▼

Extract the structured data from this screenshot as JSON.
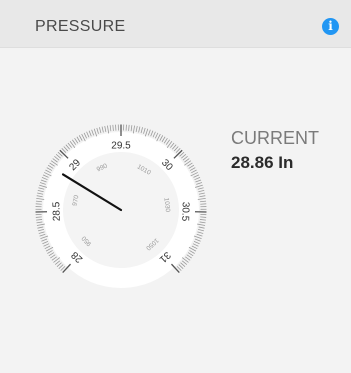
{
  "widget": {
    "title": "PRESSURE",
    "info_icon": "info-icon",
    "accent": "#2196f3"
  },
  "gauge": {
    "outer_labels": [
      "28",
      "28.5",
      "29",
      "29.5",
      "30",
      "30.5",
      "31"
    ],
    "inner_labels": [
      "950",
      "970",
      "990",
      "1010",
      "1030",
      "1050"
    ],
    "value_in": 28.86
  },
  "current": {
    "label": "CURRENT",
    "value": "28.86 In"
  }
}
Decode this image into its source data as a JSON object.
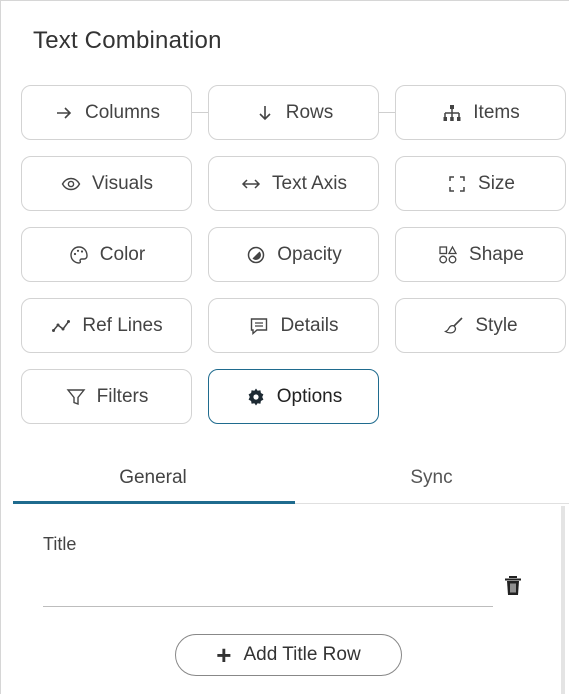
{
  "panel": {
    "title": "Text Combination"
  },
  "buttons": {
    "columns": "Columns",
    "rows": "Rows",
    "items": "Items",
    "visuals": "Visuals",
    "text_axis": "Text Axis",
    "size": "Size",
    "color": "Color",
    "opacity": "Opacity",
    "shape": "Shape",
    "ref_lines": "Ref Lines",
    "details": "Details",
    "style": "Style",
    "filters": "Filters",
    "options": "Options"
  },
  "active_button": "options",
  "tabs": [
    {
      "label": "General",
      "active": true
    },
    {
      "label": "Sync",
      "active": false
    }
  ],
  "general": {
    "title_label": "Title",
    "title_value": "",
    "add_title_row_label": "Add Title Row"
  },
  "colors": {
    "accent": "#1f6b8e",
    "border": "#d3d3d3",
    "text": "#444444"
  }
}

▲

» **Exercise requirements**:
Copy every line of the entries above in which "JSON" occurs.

» **Answer**:
Extract the structured data from this screenshot as JSON.
Decode this image into its source data as a JSON object.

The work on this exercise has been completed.